USDA Considers Change for Plants in Growing Media
USDA’s Animal & Plant Health Inspection Service has published a notice and request for comment regarding importation of plants established in growing media. For context, foreign-grown plants in growing media (PIGM) are generally prohibited entry into the U.S. with the notable exception of Canada. This is due to the fact that plants in growing media are inherently more difficult to inspect, and are considered to pose greater risk of introducing plant pests and diseases.
Over the years, APHIS has specifically approved for import in approved growing media a limited number of plant taxa. For plants/countries that are not approved, each time the agency considers an import request from a foreign country, it must conduct a pest risk analysis and a separate environmental assessment.
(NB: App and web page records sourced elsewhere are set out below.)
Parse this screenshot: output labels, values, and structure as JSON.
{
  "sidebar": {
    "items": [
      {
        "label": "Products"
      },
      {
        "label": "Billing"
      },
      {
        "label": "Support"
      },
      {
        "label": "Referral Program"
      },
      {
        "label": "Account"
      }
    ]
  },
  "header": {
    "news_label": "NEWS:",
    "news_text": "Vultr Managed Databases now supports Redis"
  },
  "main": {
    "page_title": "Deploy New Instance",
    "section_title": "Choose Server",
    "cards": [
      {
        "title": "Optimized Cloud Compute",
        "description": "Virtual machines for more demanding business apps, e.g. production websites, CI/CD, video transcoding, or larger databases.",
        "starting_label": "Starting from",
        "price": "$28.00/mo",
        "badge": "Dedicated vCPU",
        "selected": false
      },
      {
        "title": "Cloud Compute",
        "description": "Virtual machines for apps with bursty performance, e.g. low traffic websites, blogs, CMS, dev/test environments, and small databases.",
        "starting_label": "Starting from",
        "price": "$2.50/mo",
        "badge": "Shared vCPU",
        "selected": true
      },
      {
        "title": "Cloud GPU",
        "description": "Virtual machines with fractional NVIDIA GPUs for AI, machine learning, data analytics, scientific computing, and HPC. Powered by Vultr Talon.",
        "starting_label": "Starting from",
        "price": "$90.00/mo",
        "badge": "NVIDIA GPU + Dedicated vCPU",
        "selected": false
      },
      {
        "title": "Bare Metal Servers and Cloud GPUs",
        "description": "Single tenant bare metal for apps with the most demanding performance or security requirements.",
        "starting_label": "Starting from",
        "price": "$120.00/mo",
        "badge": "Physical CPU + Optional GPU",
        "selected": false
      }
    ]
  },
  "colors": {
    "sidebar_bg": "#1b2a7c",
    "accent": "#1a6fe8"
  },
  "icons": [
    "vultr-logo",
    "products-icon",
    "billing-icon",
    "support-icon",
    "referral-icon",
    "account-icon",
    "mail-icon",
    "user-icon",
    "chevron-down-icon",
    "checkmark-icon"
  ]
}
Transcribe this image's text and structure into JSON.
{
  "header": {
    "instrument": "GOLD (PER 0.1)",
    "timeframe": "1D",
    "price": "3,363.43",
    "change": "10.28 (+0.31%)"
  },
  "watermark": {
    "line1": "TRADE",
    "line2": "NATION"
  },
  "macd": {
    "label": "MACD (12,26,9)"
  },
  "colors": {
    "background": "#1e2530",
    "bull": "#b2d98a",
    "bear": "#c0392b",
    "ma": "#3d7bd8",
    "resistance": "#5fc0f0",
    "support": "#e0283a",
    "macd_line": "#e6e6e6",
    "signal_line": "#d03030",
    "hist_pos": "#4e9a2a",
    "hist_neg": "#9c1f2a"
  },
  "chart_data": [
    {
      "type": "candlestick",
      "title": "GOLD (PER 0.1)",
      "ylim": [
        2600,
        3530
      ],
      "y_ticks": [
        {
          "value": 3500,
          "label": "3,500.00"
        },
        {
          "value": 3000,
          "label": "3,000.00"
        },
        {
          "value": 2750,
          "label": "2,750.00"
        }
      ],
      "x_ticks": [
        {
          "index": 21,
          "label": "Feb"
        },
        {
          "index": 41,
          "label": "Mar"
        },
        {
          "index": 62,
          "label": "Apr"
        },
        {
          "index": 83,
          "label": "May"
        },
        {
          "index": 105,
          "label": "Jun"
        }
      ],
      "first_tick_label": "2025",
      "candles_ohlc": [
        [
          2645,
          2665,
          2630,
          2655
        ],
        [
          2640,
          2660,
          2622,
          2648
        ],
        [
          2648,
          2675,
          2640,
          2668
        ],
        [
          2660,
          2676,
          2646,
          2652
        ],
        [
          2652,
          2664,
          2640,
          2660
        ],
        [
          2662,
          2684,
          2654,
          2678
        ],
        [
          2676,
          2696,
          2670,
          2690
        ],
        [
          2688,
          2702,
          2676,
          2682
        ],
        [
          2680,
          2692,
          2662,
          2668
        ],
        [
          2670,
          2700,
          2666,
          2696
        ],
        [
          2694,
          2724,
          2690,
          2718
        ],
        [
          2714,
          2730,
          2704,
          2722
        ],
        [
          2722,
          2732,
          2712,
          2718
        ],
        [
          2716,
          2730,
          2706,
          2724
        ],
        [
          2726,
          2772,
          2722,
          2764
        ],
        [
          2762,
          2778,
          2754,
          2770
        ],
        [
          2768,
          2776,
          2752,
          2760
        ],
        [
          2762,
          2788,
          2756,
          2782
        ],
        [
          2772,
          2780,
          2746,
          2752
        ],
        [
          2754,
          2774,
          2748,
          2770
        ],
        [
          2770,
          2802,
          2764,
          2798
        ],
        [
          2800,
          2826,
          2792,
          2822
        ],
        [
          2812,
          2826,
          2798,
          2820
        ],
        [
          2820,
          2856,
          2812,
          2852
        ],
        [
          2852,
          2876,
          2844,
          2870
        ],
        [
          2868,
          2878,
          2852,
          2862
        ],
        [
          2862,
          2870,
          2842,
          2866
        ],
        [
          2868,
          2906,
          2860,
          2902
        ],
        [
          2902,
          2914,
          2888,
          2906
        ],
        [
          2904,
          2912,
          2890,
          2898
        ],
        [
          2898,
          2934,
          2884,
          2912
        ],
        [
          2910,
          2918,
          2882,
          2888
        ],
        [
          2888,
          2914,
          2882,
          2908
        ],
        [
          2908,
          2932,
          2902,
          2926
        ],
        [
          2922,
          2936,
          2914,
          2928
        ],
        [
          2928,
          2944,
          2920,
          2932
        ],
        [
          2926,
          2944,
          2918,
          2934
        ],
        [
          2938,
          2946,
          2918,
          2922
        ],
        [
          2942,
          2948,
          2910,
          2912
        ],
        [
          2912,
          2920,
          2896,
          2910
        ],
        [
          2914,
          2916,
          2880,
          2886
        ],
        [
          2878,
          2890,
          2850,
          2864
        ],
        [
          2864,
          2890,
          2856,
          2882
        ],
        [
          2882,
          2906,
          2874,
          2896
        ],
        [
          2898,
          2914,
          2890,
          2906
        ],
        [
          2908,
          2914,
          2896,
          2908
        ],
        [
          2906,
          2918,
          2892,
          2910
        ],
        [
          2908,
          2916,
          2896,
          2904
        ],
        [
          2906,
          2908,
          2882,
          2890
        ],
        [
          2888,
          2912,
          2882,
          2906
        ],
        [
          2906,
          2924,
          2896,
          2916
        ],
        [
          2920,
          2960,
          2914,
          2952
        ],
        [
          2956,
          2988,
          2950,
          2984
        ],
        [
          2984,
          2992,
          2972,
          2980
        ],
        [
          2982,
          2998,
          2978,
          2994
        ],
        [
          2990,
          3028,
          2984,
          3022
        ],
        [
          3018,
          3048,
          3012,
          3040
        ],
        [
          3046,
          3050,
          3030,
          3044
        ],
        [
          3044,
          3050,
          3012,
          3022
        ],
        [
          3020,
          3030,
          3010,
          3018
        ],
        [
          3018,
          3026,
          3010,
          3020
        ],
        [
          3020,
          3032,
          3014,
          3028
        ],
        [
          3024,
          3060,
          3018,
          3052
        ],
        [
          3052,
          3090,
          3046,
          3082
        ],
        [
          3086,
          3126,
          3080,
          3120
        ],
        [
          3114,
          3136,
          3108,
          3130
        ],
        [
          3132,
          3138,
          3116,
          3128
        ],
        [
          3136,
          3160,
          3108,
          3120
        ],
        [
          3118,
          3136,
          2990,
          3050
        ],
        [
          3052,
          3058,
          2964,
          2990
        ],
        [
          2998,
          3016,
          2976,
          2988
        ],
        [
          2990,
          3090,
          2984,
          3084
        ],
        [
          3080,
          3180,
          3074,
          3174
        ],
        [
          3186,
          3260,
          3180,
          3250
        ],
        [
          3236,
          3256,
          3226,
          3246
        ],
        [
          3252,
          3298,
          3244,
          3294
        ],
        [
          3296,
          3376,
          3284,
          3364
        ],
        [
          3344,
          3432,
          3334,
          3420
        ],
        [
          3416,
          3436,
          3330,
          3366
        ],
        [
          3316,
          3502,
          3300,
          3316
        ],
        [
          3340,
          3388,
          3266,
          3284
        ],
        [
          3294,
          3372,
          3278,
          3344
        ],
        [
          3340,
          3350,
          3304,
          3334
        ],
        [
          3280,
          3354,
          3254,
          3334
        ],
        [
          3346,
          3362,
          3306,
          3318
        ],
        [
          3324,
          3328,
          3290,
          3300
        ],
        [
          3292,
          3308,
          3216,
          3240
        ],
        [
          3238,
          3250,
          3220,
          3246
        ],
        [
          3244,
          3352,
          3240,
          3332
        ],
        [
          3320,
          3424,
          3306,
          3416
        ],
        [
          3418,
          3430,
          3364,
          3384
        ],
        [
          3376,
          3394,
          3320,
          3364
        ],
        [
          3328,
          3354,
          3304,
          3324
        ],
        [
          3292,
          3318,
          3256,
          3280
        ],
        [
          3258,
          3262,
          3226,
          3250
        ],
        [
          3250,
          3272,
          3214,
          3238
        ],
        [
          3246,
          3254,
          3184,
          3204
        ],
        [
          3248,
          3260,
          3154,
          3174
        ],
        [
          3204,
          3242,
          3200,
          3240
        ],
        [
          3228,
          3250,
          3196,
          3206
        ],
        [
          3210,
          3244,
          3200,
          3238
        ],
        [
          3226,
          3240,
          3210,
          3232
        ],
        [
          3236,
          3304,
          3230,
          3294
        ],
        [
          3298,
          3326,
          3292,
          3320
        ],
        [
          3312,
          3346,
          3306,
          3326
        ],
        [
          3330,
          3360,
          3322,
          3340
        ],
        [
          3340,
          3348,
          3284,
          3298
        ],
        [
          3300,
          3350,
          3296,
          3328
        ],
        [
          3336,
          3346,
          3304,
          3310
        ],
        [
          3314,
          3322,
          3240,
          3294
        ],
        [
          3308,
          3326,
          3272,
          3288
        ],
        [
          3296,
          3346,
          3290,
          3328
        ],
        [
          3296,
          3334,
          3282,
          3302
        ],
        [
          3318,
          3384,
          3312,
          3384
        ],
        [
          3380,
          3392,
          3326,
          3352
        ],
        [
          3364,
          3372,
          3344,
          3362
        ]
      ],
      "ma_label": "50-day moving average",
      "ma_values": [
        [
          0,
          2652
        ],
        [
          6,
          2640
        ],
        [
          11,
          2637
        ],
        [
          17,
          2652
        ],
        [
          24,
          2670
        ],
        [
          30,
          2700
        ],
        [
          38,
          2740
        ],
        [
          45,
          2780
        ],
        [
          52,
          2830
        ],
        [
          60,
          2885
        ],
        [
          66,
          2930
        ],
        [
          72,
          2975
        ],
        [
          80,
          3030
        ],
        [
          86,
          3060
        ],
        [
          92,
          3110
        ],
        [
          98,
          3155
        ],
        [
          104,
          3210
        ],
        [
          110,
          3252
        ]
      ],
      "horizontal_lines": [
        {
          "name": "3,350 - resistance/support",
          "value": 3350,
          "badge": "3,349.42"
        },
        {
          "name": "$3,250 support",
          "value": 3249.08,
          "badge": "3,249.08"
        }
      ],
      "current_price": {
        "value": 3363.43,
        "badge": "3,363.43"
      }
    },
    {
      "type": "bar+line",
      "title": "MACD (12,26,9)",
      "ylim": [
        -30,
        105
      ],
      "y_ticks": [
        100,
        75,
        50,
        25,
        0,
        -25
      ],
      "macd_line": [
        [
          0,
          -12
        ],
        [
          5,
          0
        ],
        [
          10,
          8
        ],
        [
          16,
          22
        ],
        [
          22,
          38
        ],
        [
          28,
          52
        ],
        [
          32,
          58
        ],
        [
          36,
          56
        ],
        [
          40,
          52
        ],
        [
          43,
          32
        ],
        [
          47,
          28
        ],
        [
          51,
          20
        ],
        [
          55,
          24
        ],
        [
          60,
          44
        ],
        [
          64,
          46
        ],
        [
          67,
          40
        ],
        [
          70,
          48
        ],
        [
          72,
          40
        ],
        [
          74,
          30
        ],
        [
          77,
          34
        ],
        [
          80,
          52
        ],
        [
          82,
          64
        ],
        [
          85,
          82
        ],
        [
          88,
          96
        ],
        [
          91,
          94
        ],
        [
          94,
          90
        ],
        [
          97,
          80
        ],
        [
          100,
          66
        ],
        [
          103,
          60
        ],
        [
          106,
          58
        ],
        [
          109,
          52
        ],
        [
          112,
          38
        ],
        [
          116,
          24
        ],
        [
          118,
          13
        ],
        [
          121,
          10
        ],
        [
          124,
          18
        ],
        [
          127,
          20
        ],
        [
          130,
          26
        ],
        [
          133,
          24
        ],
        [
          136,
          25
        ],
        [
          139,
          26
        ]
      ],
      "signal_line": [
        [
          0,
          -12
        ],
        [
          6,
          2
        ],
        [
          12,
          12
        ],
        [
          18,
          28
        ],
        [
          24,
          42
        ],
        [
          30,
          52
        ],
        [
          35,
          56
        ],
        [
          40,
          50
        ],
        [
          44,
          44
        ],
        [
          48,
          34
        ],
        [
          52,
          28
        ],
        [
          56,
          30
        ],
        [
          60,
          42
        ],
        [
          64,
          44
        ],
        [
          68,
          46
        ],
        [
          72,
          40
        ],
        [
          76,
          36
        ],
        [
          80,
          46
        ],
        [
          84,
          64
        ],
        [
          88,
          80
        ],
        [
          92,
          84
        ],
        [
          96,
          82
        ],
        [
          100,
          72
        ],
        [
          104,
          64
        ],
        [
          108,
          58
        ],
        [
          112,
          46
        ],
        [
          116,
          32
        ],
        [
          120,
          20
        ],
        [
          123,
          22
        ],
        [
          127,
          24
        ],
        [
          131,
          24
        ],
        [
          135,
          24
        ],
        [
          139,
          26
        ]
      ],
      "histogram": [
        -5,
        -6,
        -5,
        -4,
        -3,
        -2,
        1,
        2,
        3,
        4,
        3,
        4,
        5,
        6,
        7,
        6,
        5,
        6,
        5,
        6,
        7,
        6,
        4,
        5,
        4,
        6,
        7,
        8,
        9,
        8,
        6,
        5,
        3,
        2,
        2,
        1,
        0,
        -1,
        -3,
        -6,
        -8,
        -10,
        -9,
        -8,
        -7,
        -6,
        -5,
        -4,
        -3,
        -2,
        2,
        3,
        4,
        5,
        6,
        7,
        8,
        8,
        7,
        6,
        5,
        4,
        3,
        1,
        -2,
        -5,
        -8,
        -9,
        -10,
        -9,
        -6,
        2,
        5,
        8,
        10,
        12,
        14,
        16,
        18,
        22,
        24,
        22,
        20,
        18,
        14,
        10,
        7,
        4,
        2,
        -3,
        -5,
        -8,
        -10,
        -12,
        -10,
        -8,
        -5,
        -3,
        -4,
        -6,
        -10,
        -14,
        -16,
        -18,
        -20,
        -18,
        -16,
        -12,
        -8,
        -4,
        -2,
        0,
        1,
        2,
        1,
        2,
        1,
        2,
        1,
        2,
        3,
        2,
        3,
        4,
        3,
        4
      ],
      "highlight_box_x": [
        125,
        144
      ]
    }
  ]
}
At this time, APHIS has made available for review and comment a draft “programmatic environmental assessment” that would contemplate a standardized set of pest risk mitigations, thereby avoiding the requirement to do a separate environmental assessment for every plant taxon import request. APHIS would still need to conduct a risk analysis, but it appears the proposal would greatly streamline the review process.
AmericanHort has generally not favored expansion of plant imports in growing media over concerns that a more liberalized plant importation system will increase the inadvertent introduction of harmful quarantine pests and pathogens, at a time when tools to respond are diminishing.
Comments on the draft are currently due May 10. AmericanHort has begun a review, and we expect to request a comment deadline extension given the fact that the proposal coincides with the spring business peak, limiting our ability to hear from members. If you wish to review the proposal, you will need to review both the APHIS notice and the draft programmatic environmental assessment. We welcome your feedback.